▶ [What is needed]: Keep only those lines of the records that include the string "title".

Excerpts from an interface dataset:
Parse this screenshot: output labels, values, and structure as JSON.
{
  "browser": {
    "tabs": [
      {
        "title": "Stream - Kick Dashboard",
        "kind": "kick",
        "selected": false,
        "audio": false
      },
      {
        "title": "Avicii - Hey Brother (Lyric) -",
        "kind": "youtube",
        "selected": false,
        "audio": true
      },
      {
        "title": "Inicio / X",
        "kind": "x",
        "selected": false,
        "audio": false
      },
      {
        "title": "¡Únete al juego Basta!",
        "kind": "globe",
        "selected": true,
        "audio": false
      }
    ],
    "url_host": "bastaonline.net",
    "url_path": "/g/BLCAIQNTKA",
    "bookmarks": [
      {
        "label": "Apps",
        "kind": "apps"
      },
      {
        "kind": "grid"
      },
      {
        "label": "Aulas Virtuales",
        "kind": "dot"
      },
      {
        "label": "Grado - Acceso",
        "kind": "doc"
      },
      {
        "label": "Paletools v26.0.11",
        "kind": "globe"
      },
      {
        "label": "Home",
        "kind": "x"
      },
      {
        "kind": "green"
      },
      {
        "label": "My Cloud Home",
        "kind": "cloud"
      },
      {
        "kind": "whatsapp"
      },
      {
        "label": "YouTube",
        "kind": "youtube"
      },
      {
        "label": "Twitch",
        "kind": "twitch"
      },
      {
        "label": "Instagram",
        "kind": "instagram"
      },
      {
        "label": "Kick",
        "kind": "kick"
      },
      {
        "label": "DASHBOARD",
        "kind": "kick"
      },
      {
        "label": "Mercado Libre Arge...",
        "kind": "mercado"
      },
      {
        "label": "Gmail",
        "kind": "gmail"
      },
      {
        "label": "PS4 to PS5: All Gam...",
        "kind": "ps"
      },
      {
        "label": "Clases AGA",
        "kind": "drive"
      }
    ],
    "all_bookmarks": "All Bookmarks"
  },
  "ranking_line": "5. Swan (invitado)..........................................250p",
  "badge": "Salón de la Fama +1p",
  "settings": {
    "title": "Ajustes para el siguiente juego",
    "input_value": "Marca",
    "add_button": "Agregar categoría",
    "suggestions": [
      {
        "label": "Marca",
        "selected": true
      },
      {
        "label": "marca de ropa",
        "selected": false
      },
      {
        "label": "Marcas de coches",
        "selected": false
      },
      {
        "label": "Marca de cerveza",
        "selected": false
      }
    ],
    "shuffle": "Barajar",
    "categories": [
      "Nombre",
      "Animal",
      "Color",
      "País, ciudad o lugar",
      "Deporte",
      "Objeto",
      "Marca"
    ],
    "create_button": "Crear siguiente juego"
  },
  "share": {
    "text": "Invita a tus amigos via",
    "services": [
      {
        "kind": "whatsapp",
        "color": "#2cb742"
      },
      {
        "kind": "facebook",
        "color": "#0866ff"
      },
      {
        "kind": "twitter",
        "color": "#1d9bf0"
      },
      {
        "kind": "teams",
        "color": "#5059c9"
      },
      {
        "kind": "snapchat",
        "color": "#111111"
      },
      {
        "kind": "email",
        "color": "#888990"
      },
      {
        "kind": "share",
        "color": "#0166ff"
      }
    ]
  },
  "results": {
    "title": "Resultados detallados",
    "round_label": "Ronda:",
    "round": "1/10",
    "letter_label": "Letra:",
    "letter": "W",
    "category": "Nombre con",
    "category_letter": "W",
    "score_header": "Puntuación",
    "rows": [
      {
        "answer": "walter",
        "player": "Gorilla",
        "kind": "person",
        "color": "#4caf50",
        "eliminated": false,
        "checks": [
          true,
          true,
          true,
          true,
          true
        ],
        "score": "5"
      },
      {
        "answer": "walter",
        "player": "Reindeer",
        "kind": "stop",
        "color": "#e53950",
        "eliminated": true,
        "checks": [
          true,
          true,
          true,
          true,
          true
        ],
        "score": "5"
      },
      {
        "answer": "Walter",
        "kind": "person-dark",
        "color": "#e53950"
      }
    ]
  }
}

▶ [Your response]:
        "title": "Stream - Kick Dashboard",
        "title": "Avicii - Hey Brother (Lyric) -",
        "title": "Inicio / X",
        "title": "¡Únete al juego Basta!",
    "title": "Ajustes para el siguiente juego",
    "title": "Resultados detallados",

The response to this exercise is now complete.